It’s a demanding job, soigneur. Your working day starts before everyone wakes up, and ends after everyone else has gone to bed, making the hours pretty brutal. But imbued with a team spirit, and an enviable proximity to the action, “soigneur” still carriers with it enough prestige to make it an appealing job, and the riders, no doubt, readily show their appreciation.
All of which must be repeated like a mantra on those tiresome days when your assignment is to stand at the side of the road, with bidons and musette bags, waiting for your Fortuneo-Oscaro boys to ride by at a gingerly 40 kmh.
Without complaint you take your position among the crowds 85 km from the finish line, somewhere in the French countryside, in blazing 30-degree heat, wearing a team shirt designed for a man two sizes smaller than you, and who doesn’t share your fondness for rich food.

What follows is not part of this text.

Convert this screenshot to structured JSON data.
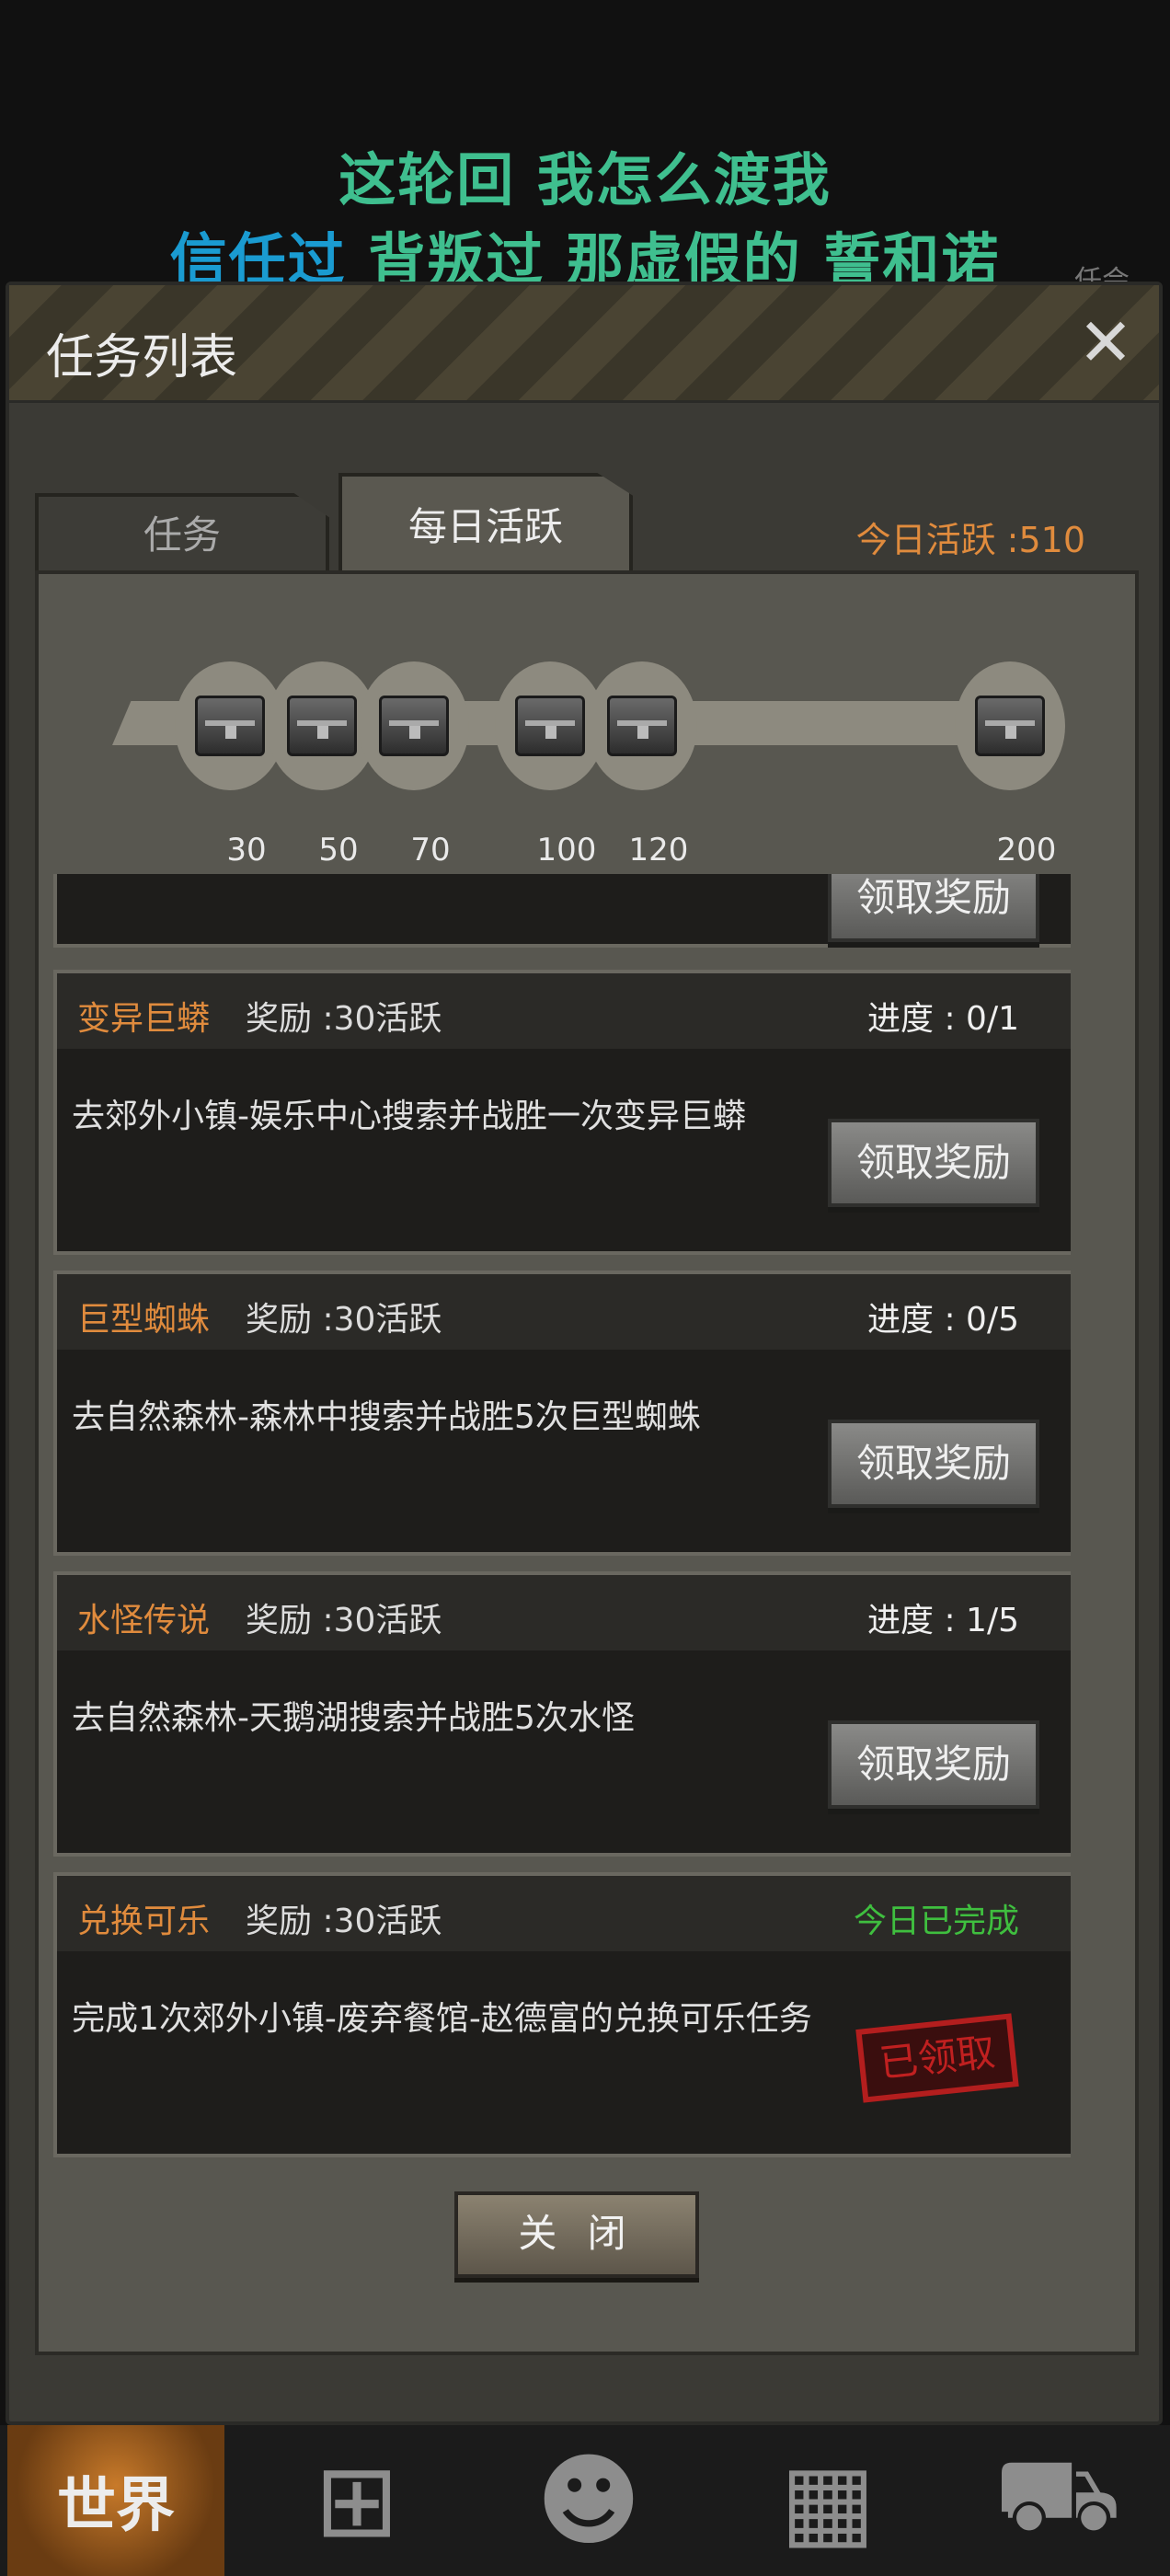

The hours pass by until finally, having got word your rider Maxime Bouet is in the breakaway, you take a step into the road and hold out a food bag ready for delivery.
Here they come. You see the riders. Your man Bouet is third in line, taking what looks like the last toots from a bottle as he approaches. And then, as you hold out a musette bag at arms length, he uses the bottle to squirt water directly into your face.
Bouet rode on quite contently, having declined the option of lunch. We didn’t see the reaction of the loyal soigneur.
But if he’d suddenly descended into a raging bad mood it was nothing compared to the race commissaire in the red Skoda, driving along behind the break.
Also following the break, for the 20 yards he was able to keep up, was a small boy in a Direct Energie shirt, running as fast as he could to give his hero Thomas Voeckler all the encouragement he could muster. The commissaire though was having none of it, and drew up alongside the boy. An arm emerged from the rear window, and pointed in no uncertain terms at the boy, warning him to keep back.
The kid shrugged, and ran back to where he’d started. We didn’t see the reaction of the commissaire.